* _PROBLEM_
Retrieve all lines below that have the string "Windows".

Collected data entries:
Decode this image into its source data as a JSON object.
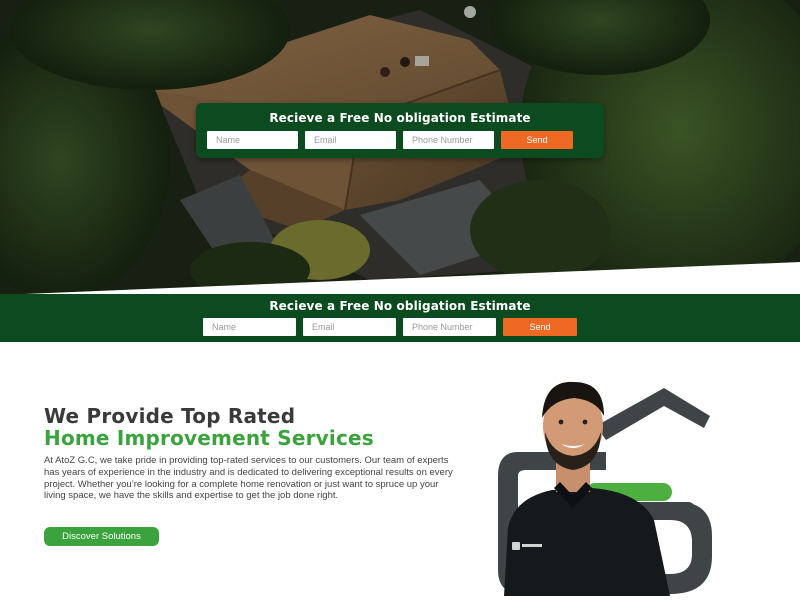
{
  "estimate_card": {
    "title": "Recieve a Free No obligation Estimate",
    "name_placeholder": "Name",
    "email_placeholder": "Email",
    "phone_placeholder": "Phone Number",
    "send_label": "Send"
  },
  "estimate_bar": {
    "title": "Recieve a Free No obligation Estimate",
    "name_placeholder": "Name",
    "email_placeholder": "Email",
    "phone_placeholder": "Phone Number",
    "send_label": "Send"
  },
  "about": {
    "heading_line1": "We Provide Top Rated",
    "heading_line2": "Home Improvement Services",
    "body": "At AtoZ G.C, we take pride in providing top-rated services to our customers. Our team of experts has years of experience in the industry and is dedicated to delivering exceptional results on every project. Whether you’re looking for a complete home renovation or just want to spruce up your living space, we have the skills and expertise to get the job done right.",
    "cta_label": "Discover Solutions"
  },
  "colors": {
    "brand_green_dark": "#0c4a1f",
    "brand_green": "#3ba33d",
    "accent_orange": "#ee6a24",
    "logo_gray": "#3f4447"
  },
  "icons": {
    "logo": "house-s-logo-icon"
  }
}
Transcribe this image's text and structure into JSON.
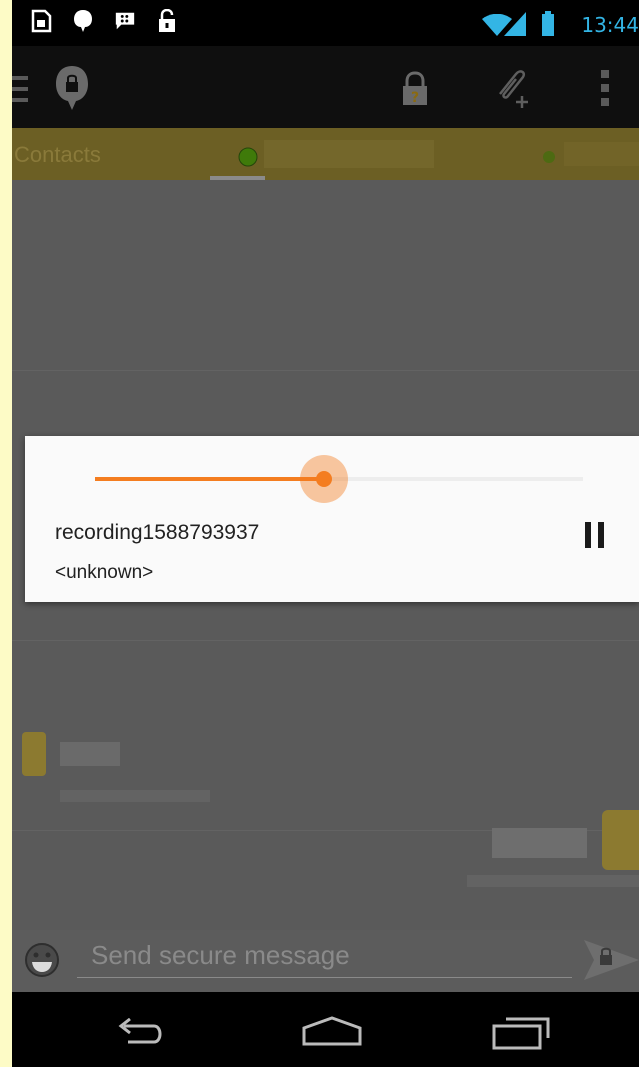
{
  "status_bar": {
    "time": "13:44",
    "left_icons": [
      "sim-icon",
      "bubble-lock-icon",
      "bbm-icon",
      "unlock-icon"
    ],
    "right_icons": [
      "wifi-icon",
      "signal-icon",
      "battery-icon"
    ]
  },
  "action_bar": {
    "icons": [
      "menu-icon",
      "app-logo-icon",
      "lock-question-icon",
      "attach-icon",
      "overflow-icon"
    ]
  },
  "tabs": {
    "contacts_label": "Contacts"
  },
  "player_dialog": {
    "title": "recording1588793937",
    "subtitle": "<unknown>",
    "progress": 0.47,
    "accent_color": "#f47d20",
    "control_icon": "pause-icon"
  },
  "composer": {
    "placeholder": "Send secure message",
    "emoji_icon": "emoji-icon",
    "send_icon": "send-lock-icon"
  },
  "nav_bar": {
    "icons": [
      "back-icon",
      "home-icon",
      "recents-icon"
    ]
  }
}
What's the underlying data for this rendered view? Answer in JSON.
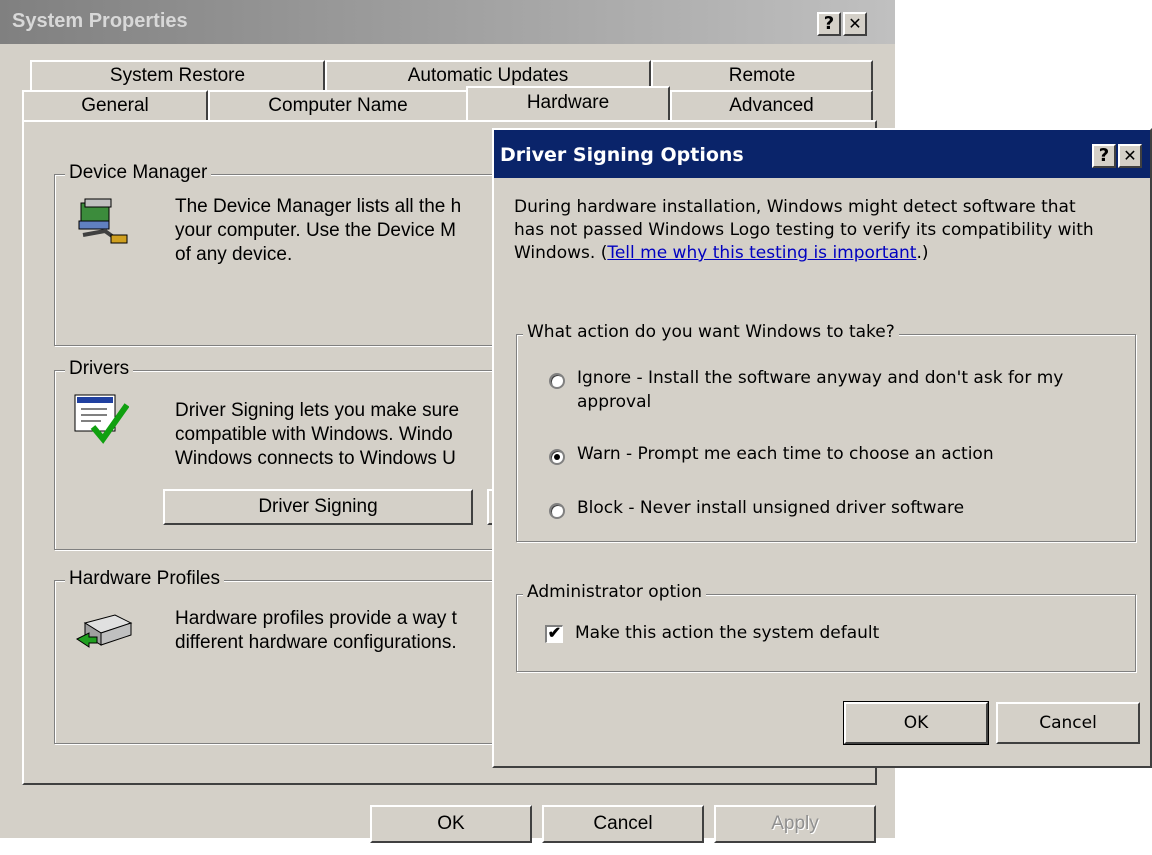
{
  "system_properties": {
    "title": "System Properties",
    "help_btn": "?",
    "close_btn": "✕",
    "tabs_back": [
      "System Restore",
      "Automatic Updates",
      "Remote"
    ],
    "tabs_front": [
      "General",
      "Computer Name",
      "Hardware",
      "Advanced"
    ],
    "active_tab": "Hardware",
    "device_manager": {
      "title": "Device Manager",
      "lines": [
        "The Device Manager lists all the h",
        "your computer. Use the Device M",
        "of any device."
      ]
    },
    "drivers": {
      "title": "Drivers",
      "lines": [
        "Driver Signing lets you make sure",
        "compatible with Windows. Windo",
        "Windows connects to Windows U"
      ],
      "driver_signing_button": "Driver Signing"
    },
    "hardware_profiles": {
      "title": "Hardware Profiles",
      "lines": [
        "Hardware profiles provide a way t",
        "different hardware configurations."
      ]
    },
    "buttons": {
      "ok": "OK",
      "cancel": "Cancel",
      "apply": "Apply"
    }
  },
  "driver_signing_options": {
    "title": "Driver Signing Options",
    "help_btn": "?",
    "close_btn": "✕",
    "intro_lines": [
      "During hardware installation, Windows might detect software that",
      "has not passed Windows Logo testing to verify its compatibility with"
    ],
    "intro_prefix": "Windows. (",
    "intro_link": "Tell me why this testing is important",
    "intro_suffix": ".)",
    "action_group": {
      "title": "What action do you want Windows to take?",
      "options": [
        {
          "line1": "Ignore - Install the software anyway and don't ask for my",
          "line2": "approval",
          "selected": false
        },
        {
          "line1": "Warn - Prompt me each time to choose an action",
          "selected": true
        },
        {
          "line1": "Block - Never install unsigned driver software",
          "selected": false
        }
      ]
    },
    "admin_group": {
      "title": "Administrator option",
      "checkbox_label": "Make this action the system default",
      "checked": true,
      "check_mark": "✔"
    },
    "buttons": {
      "ok": "OK",
      "cancel": "Cancel"
    }
  }
}
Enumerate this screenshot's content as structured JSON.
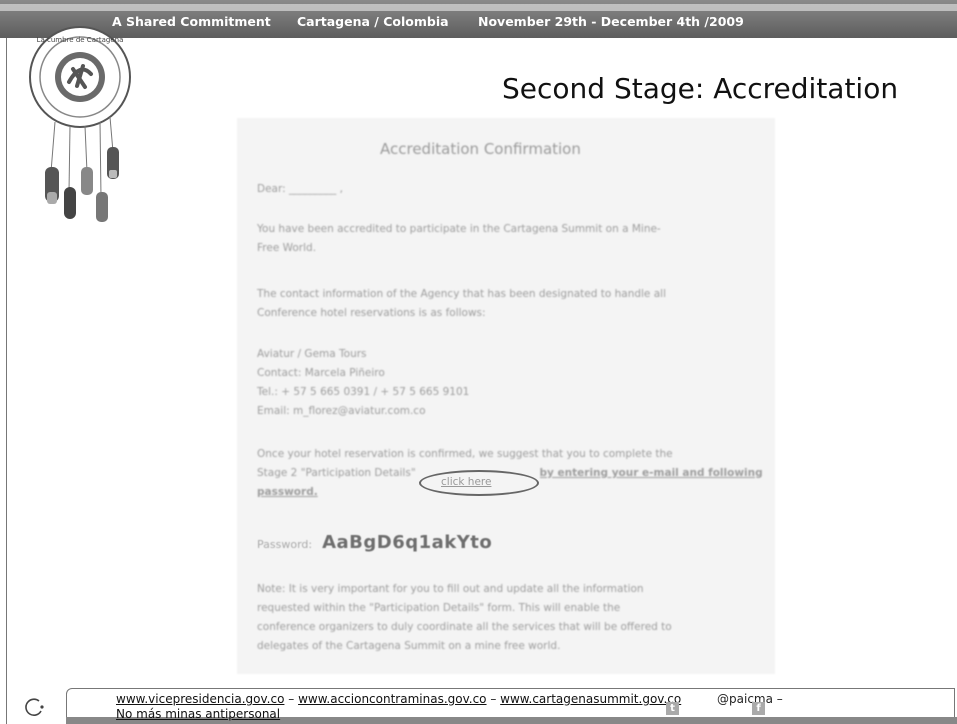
{
  "header": {
    "item1": "A Shared Commitment",
    "item2": "Cartagena / Colombia",
    "item3": "November 29th  - December 4th  /2009"
  },
  "slide": {
    "title": "Second Stage: Accreditation"
  },
  "logo": {
    "ring_text": "La cumbre de Cartagena por un mundo sin minas antipersonal",
    "icon_name": "cartagena-summit-logo"
  },
  "document": {
    "title": "Accreditation Confirmation",
    "greeting": "Dear: _________ ,",
    "para1": [
      "You have been accredited to participate in the Cartagena Summit on a Mine-",
      "Free World."
    ],
    "para2": [
      "The contact information of the Agency that has been designated to handle all",
      "Conference hotel reservations is as follows:"
    ],
    "contact": [
      "Aviatur / Gema Tours",
      "Contact: Marcela Piñeiro",
      "Tel.: + 57 5 665 0391 / + 57 5 665 9101",
      "Email: m_florez@aviatur.com.co"
    ],
    "para3": [
      "Once your hotel reservation is confirmed, we suggest that you to complete the",
      "Stage 2 \"Participation Details\"",
      "password."
    ],
    "para3_link": "click here",
    "para3_tail": "by entering your e-mail and following",
    "password_label": "Password:",
    "password_value": "AaBgD6q1akYto",
    "note": [
      "Note: It is very important for you to fill out and update all the information",
      "requested within the \"Participation Details\" form. This will enable the",
      "conference organizers to duly coordinate all the services that will be offered to",
      "delegates of the Cartagena Summit on a mine free world."
    ]
  },
  "footer": {
    "link1": "www.vicepresidencia.gov.co",
    "sep1": " – ",
    "link2": "www.accioncontraminas.gov.co",
    "sep2": " – ",
    "link3": "www.cartagenasummit.gov.co",
    "handle": "@paicma  –",
    "line2": "No más minas antipersonal"
  }
}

* _ANSWER FOR THE TASK_
        "compatible with Windows. Windo",
        "Windows connects to Windows U"
      "During hardware installation, Windows might detect software that",
      "has not passed Windows Logo testing to verify its compatibility with"
    "intro_prefix": "Windows. (",
      "title": "What action do you want Windows to take?",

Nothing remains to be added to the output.